So will a broken supply chain.
If a company has to pay more for key ingredients, it’ll boost its costs and squeeze margins. And if it can’t get those ingredients at all, that’ll blunt overall sales.
With either (or both) of those scenarios, the result is either slower profit growth or an outright decline. It’s one more way some of the companies we’re talking about end up as Russia “earnings squeeze” candidates.
Take the ongoing chip shortage – a component of the broken global supply chain and one that’s putting the squeeze on almost every sector you can think of. Just as we thought we’d be seeing the light at the end of the tunnel on semiconductor shortages, it looks like the situation is about to get worse.
And, as fate would have it, two key ingredients in the chipmaking recipe come from Ukraine and Russia.
The highly purified neon gas that’s used to etch circuit designs into silicon wafers to make chips comes from Ukraine; indeed, Ukraine is the world’s leading exporter. It also accounts for 45% of the world’s palladium supply, another key ingredient for semiconductors.

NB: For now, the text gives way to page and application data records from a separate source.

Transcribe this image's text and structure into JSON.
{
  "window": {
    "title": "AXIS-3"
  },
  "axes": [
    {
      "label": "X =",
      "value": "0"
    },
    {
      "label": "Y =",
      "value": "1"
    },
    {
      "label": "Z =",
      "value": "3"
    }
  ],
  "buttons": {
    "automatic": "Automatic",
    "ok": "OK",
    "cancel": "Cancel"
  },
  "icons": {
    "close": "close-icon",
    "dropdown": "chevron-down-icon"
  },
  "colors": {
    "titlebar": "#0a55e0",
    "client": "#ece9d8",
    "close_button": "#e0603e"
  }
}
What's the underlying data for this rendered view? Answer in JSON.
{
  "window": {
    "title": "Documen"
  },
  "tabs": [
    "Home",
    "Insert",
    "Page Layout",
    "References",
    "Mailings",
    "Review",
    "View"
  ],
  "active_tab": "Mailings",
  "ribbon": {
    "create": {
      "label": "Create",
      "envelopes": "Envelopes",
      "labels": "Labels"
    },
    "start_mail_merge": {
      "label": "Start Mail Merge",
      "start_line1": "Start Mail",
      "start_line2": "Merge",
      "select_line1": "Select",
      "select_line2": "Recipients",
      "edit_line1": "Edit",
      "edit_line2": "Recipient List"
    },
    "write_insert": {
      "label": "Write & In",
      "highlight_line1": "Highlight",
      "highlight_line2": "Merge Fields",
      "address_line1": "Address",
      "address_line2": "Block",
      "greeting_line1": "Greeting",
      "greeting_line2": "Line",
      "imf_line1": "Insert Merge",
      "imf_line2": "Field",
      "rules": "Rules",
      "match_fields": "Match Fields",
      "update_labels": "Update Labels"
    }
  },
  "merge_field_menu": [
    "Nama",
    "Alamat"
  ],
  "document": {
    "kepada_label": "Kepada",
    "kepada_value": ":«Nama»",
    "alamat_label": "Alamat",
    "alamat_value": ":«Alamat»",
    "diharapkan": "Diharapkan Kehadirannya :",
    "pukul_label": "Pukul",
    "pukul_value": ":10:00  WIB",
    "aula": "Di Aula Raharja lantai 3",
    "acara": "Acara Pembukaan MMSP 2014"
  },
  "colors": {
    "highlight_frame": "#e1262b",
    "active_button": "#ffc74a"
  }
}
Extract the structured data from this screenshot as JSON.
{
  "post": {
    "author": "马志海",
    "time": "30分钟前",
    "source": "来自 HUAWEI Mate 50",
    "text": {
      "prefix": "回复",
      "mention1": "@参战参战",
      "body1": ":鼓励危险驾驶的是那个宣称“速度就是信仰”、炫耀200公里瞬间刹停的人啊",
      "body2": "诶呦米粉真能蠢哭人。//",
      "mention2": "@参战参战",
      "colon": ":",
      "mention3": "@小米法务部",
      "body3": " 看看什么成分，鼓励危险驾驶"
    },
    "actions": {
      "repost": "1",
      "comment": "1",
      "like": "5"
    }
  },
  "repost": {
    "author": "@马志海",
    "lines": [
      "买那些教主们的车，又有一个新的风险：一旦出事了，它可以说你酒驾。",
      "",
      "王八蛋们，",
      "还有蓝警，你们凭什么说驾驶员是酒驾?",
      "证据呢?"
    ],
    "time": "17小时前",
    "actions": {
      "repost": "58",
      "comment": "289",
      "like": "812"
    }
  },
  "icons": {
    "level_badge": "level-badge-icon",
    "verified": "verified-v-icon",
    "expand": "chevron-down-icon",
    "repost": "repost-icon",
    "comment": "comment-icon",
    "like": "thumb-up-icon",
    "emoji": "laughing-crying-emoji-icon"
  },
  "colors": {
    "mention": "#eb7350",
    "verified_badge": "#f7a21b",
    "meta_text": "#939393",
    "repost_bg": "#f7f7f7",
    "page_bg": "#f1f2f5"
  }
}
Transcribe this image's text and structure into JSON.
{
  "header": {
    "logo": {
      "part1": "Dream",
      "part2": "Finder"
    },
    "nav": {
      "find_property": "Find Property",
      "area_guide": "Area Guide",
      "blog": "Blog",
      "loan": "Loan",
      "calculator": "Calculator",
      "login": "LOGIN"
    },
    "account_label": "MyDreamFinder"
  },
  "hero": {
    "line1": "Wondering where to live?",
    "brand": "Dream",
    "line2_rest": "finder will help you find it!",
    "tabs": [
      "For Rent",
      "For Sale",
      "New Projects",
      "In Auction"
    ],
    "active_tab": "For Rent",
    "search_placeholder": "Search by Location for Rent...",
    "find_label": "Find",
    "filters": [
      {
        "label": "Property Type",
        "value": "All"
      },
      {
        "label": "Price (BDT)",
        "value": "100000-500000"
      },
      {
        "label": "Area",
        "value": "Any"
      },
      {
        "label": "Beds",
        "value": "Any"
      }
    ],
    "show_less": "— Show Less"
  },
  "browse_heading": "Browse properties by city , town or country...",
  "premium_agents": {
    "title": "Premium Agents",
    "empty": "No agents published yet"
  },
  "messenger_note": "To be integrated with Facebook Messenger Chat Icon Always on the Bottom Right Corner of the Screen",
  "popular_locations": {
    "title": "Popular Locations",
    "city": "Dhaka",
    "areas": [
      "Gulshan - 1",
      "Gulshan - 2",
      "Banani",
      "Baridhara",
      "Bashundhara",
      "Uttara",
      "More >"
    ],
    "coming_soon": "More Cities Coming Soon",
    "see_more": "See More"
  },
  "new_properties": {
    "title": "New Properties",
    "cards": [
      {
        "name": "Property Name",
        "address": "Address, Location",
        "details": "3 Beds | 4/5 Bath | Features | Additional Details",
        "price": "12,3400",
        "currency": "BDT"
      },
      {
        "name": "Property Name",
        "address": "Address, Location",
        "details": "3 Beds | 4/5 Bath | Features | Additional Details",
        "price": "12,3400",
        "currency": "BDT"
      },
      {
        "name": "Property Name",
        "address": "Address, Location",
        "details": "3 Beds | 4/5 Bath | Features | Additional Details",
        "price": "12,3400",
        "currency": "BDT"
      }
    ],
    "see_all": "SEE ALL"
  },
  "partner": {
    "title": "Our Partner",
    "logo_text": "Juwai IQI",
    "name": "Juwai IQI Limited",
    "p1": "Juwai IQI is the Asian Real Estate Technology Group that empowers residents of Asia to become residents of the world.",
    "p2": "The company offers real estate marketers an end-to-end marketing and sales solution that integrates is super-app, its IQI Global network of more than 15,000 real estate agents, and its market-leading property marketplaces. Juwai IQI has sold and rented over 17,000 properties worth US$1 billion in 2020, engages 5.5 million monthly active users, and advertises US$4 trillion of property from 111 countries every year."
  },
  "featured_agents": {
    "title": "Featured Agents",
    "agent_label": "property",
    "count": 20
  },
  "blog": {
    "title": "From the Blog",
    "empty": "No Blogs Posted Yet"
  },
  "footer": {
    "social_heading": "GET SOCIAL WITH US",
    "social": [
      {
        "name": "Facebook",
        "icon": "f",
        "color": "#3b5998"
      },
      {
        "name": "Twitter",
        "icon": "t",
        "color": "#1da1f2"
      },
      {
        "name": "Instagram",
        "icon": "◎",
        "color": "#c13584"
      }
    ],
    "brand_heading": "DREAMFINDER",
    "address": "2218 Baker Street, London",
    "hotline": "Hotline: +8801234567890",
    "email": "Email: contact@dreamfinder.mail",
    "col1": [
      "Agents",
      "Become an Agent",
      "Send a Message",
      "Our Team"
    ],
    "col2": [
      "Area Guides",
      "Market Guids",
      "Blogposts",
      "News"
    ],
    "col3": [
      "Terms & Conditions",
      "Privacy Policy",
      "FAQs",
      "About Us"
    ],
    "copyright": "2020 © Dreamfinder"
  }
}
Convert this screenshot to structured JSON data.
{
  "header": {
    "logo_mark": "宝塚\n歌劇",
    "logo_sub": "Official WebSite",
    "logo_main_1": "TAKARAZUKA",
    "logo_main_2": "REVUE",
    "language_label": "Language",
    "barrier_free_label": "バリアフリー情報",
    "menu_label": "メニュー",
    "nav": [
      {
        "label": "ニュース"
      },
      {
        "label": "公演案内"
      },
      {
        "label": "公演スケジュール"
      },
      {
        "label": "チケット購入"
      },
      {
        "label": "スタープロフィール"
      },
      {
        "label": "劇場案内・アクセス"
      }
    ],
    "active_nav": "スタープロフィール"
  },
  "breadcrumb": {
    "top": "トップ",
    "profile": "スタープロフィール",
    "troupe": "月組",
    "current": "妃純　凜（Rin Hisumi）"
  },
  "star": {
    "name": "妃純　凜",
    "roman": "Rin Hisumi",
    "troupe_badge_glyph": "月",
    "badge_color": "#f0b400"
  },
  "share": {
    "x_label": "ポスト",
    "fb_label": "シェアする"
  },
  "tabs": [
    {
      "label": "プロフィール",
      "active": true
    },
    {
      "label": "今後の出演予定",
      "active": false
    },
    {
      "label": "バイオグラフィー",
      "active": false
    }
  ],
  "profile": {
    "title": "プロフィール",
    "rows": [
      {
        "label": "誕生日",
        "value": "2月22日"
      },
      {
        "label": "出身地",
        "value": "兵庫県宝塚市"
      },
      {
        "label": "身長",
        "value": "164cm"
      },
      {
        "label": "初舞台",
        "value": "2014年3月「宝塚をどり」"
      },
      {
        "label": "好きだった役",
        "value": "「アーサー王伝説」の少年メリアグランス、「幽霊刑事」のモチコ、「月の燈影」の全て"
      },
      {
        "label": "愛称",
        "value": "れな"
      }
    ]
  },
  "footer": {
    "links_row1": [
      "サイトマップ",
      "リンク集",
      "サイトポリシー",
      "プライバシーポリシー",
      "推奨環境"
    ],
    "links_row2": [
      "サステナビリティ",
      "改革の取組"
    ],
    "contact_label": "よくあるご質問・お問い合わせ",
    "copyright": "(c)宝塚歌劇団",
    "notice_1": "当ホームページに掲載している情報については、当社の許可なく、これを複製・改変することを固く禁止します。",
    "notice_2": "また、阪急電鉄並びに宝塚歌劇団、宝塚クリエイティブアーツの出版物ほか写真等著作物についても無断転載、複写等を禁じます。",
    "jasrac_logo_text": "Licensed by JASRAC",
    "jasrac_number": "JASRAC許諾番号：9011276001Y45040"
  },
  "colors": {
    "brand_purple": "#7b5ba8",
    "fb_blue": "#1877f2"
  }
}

And as you can imagine, those Ukrainian suppliers have their hands full just staying alive. (And it’s not just tech; it’s also agriculture. Wait till you see what happens to your grocery bill when a region that produces 25% of the world’s wheat has to focus on survival instead of farming.)
Back in 2014, after Russia first invaded Ukraine, the price of neon rocketed 600%. So we have a precedent to help us predict what’s coming next.
That brings me to the first of the two moves you want to make now.
Russia ‘Earnings Squeeze’ Move No. 1: DellWhen leaders of Dell looked at whether they had to abandon Russia, I believe they were confronted with a “Hobson’s Choice” – meaning they had no choice at all.
But don’t let that move spook you away from a good potential opportunity.
TradeSmith algorithms spotlight Dell (DELL) as a healthy stock in the Green Zone. Though it has understandably wobbled since the first of the month, dipping briefly into the cautionary Yellow Zone on three occasions, it has been healthy overall since July 2020.
DELL is in a side-trend, and our Timing indicators suggest it’s just coming out of a low-conviction peak area, so there is a chance we could see it dip further.
Prior to March, DELL enjoyed a strong bull run, gaining 123.17% since its Entry Signal triggered in July 2020. In fact, it’s got a Bullish rating from Ratings by TradeSmith.
And Dell just announced a special dividend distribution of 33 cents per quarter. This ends an eight-year dry spell, since the company’s last dividend payout came in October 2013.
This is a stock that may have flown under your radar, but the Bullish rating combined with our indicators and the steady growth it’s displayed over the last two years make it a stock you’ll want to take a careful look at.
That brings me to my second recommended move – one that gives you control in an uncertain market and one that I like even more than the first.
Russia ‘Earnings Squeeze’ Move No. 2: Make Stocks Dance to Your TuneRussia’s invasion of Ukraine and the resulting “earnings squeeze” just adds to the economic woes investors face: inflation, deglobalization, rising interest rates, a broken supply chain, growing military threats… The list goes on.
You can wait to see how things go, or you can take control.
At a special investing conference last week, TradeSmith’s senior analyst Mike Burnick showed folks like you how to “program” stocks to declare cash dividends on any schedule you want.
Mike has developed a way to pull thousands of dollars in income out of the market like clockwork each and every week.
And that’s the real move I’d urge you to make today. It’ll put you in the driver’s seat – and the winner’s circle.
Dividends are only one of four ways you make money using Mike’s system. It was designed to generate cash in any market – whether your stocks move up, down, or not at all.
ConclusionU.S. companies – and their counterparts abroad – really have a lot to consider with the war in Ukraine. There are no easy answers.
Taking control in your personal corner is one move you can make.
As always, I’d love to hear what you think, on this or any other topic.